Input material Start Marker
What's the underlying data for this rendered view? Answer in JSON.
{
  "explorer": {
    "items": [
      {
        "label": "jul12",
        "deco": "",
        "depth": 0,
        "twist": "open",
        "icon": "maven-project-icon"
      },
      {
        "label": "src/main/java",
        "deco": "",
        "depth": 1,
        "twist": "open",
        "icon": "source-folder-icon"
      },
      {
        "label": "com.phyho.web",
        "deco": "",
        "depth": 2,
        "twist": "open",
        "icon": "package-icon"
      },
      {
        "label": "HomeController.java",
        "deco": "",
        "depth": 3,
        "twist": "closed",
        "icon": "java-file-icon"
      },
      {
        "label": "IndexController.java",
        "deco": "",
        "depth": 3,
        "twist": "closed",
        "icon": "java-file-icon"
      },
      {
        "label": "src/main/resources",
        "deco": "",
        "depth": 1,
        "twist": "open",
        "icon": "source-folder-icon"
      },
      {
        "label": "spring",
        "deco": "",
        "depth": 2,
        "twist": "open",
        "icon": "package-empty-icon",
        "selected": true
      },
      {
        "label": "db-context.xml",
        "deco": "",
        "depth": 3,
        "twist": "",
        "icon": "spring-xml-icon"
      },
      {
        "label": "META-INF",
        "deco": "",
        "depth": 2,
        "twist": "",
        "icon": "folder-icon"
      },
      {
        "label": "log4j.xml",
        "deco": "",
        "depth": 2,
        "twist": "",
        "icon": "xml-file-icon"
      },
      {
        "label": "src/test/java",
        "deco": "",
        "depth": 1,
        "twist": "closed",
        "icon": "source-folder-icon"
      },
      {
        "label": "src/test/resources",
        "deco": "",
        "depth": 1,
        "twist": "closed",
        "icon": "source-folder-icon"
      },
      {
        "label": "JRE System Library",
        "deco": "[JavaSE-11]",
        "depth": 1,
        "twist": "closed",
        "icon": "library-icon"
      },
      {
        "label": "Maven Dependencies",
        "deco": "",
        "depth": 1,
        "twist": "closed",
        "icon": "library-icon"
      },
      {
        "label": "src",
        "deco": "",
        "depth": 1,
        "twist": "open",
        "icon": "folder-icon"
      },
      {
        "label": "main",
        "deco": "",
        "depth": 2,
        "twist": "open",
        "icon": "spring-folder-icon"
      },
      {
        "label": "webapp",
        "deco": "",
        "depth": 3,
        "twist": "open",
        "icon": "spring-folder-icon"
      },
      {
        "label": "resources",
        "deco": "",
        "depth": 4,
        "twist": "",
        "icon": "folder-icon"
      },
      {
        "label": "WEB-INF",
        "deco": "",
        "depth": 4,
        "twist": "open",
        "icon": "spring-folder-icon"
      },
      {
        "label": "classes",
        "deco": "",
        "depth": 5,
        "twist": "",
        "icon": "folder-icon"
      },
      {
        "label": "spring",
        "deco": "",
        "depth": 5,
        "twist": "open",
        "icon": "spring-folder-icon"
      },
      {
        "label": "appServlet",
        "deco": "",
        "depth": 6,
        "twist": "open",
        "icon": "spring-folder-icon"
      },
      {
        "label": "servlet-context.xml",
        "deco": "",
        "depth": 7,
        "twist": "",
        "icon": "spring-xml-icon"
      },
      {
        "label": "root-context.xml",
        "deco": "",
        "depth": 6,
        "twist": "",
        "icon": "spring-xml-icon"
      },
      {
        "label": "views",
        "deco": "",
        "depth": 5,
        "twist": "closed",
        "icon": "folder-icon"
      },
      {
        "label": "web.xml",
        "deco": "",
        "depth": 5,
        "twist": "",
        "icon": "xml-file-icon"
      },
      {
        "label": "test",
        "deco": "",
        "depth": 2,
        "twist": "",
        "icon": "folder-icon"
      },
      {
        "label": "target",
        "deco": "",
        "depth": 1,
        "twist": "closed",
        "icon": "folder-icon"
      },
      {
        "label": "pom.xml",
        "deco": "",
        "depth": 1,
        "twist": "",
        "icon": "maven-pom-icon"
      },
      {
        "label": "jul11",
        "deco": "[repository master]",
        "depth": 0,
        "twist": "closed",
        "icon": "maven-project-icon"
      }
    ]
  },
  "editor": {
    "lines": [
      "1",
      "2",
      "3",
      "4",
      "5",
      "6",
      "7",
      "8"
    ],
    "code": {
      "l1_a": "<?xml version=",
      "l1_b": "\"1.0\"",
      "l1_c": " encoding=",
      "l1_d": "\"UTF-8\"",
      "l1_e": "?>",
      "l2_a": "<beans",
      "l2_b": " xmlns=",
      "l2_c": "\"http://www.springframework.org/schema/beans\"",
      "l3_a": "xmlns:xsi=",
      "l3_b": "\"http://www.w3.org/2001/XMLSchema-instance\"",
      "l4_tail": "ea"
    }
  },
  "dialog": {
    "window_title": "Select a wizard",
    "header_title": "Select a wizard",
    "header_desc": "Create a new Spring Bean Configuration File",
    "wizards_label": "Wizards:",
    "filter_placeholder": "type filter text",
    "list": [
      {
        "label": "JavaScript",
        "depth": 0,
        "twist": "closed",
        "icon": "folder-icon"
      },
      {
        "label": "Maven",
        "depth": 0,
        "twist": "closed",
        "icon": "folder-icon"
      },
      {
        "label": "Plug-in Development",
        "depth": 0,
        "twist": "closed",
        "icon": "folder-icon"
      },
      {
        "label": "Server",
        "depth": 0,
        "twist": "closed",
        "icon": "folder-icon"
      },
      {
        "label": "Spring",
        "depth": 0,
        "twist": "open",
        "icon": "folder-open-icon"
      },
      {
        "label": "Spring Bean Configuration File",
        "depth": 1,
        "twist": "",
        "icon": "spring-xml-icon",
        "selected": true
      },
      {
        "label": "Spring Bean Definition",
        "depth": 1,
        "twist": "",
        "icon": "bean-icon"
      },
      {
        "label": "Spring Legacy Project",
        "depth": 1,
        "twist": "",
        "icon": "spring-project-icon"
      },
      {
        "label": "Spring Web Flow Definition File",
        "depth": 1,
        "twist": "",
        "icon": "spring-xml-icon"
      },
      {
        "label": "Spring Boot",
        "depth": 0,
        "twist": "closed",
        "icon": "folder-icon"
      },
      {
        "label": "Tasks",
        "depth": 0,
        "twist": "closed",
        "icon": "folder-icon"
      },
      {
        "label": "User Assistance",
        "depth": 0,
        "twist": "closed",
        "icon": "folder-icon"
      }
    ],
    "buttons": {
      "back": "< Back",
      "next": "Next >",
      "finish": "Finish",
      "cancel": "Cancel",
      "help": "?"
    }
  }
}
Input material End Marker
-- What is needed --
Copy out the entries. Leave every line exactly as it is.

-- Solution below --
What's the underlying data for this rendered view? Answer in JSON.
{
  "explorer": {
    "items": [
      {
        "label": "jul12",
        "deco": "",
        "depth": 0,
        "twist": "open",
        "icon": "maven-project-icon"
      },
      {
        "label": "src/main/java",
        "deco": "",
        "depth": 1,
        "twist": "open",
        "icon": "source-folder-icon"
      },
      {
        "label": "com.phyho.web",
        "deco": "",
        "depth": 2,
        "twist": "open",
        "icon": "package-icon"
      },
      {
        "label": "HomeController.java",
        "deco": "",
        "depth": 3,
        "twist": "closed",
        "icon": "java-file-icon"
      },
      {
        "label": "IndexController.java",
        "deco": "",
        "depth": 3,
        "twist": "closed",
        "icon": "java-file-icon"
      },
      {
        "label": "src/main/resources",
        "deco": "",
        "depth": 1,
        "twist": "open",
        "icon": "source-folder-icon"
      },
      {
        "label": "spring",
        "deco": "",
        "depth": 2,
        "twist": "open",
        "icon": "package-empty-icon",
        "selected": true
      },
      {
        "label": "db-context.xml",
        "deco": "",
        "depth": 3,
        "twist": "",
        "icon": "spring-xml-icon"
      },
      {
        "label": "META-INF",
        "deco": "",
        "depth": 2,
        "twist": "",
        "icon": "folder-icon"
      },
      {
        "label": "log4j.xml",
        "deco": "",
        "depth": 2,
        "twist": "",
        "icon": "xml-file-icon"
      },
      {
        "label": "src/test/java",
        "deco": "",
        "depth": 1,
        "twist": "closed",
        "icon": "source-folder-icon"
      },
      {
        "label": "src/test/resources",
        "deco": "",
        "depth": 1,
        "twist": "closed",
        "icon": "source-folder-icon"
      },
      {
        "label": "JRE System Library",
        "deco": "[JavaSE-11]",
        "depth": 1,
        "twist": "closed",
        "icon": "library-icon"
      },
      {
        "label": "Maven Dependencies",
        "deco": "",
        "depth": 1,
        "twist": "closed",
        "icon": "library-icon"
      },
      {
        "label": "src",
        "deco": "",
        "depth": 1,
        "twist": "open",
        "icon": "folder-icon"
      },
      {
        "label": "main",
        "deco": "",
        "depth": 2,
        "twist": "open",
        "icon": "spring-folder-icon"
      },
      {
        "label": "webapp",
        "deco": "",
        "depth": 3,
        "twist": "open",
        "icon": "spring-folder-icon"
      },
      {
        "label": "resources",
        "deco": "",
        "depth": 4,
        "twist": "",
        "icon": "folder-icon"
      },
      {
        "label": "WEB-INF",
        "deco": "",
        "depth": 4,
        "twist": "open",
        "icon": "spring-folder-icon"
      },
      {
        "label": "classes",
        "deco": "",
        "depth": 5,
        "twist": "",
        "icon": "folder-icon"
      },
      {
        "label": "spring",
        "deco": "",
        "depth": 5,
        "twist": "open",
        "icon": "spring-folder-icon"
      },
      {
        "label": "appServlet",
        "deco": "",
        "depth": 6,
        "twist": "open",
        "icon": "spring-folder-icon"
      },
      {
        "label": "servlet-context.xml",
        "deco": "",
        "depth": 7,
        "twist": "",
        "icon": "spring-xml-icon"
      },
      {
        "label": "root-context.xml",
        "deco": "",
        "depth": 6,
        "twist": "",
        "icon": "spring-xml-icon"
      },
      {
        "label": "views",
        "deco": "",
        "depth": 5,
        "twist": "closed",
        "icon": "folder-icon"
      },
      {
        "label": "web.xml",
        "deco": "",
        "depth": 5,
        "twist": "",
        "icon": "xml-file-icon"
      },
      {
        "label": "test",
        "deco": "",
        "depth": 2,
        "twist": "",
        "icon": "folder-icon"
      },
      {
        "label": "target",
        "deco": "",
        "depth": 1,
        "twist": "closed",
        "icon": "folder-icon"
      },
      {
        "label": "pom.xml",
        "deco": "",
        "depth": 1,
        "twist": "",
        "icon": "maven-pom-icon"
      },
      {
        "label": "jul11",
        "deco": "[repository master]",
        "depth": 0,
        "twist": "closed",
        "icon": "maven-project-icon"
      }
    ]
  },
  "editor": {
    "lines": [
      "1",
      "2",
      "3",
      "4",
      "5",
      "6",
      "7",
      "8"
    ],
    "code": {
      "l1_a": "<?xml version=",
      "l1_b": "\"1.0\"",
      "l1_c": " encoding=",
      "l1_d": "\"UTF-8\"",
      "l1_e": "?>",
      "l2_a": "<beans",
      "l2_b": " xmlns=",
      "l2_c": "\"http://www.springframework.org/schema/beans\"",
      "l3_a": "xmlns:xsi=",
      "l3_b": "\"http://www.w3.org/2001/XMLSchema-instance\"",
      "l4_tail": "ea"
    }
  },
  "dialog": {
    "window_title": "Select a wizard",
    "header_title": "Select a wizard",
    "header_desc": "Create a new Spring Bean Configuration File",
    "wizards_label": "Wizards:",
    "filter_placeholder": "type filter text",
    "list": [
      {
        "label": "JavaScript",
        "depth": 0,
        "twist": "closed",
        "icon": "folder-icon"
      },
      {
        "label": "Maven",
        "depth": 0,
        "twist": "closed",
        "icon": "folder-icon"
      },
      {
        "label": "Plug-in Development",
        "depth": 0,
        "twist": "closed",
        "icon": "folder-icon"
      },
      {
        "label": "Server",
        "depth": 0,
        "twist": "closed",
        "icon": "folder-icon"
      },
      {
        "label": "Spring",
        "depth": 0,
        "twist": "open",
        "icon": "folder-open-icon"
      },
      {
        "label": "Spring Bean Configuration File",
        "depth": 1,
        "twist": "",
        "icon": "spring-xml-icon",
        "selected": true
      },
      {
        "label": "Spring Bean Definition",
        "depth": 1,
        "twist": "",
        "icon": "bean-icon"
      },
      {
        "label": "Spring Legacy Project",
        "depth": 1,
        "twist": "",
        "icon": "spring-project-icon"
      },
      {
        "label": "Spring Web Flow Definition File",
        "depth": 1,
        "twist": "",
        "icon": "spring-xml-icon"
      },
      {
        "label": "Spring Boot",
        "depth": 0,
        "twist": "closed",
        "icon": "folder-icon"
      },
      {
        "label": "Tasks",
        "depth": 0,
        "twist": "closed",
        "icon": "folder-icon"
      },
      {
        "label": "User Assistance",
        "depth": 0,
        "twist": "closed",
        "icon": "folder-icon"
      }
    ],
    "buttons": {
      "back": "< Back",
      "next": "Next >",
      "finish": "Finish",
      "cancel": "Cancel",
      "help": "?"
    }
  }
}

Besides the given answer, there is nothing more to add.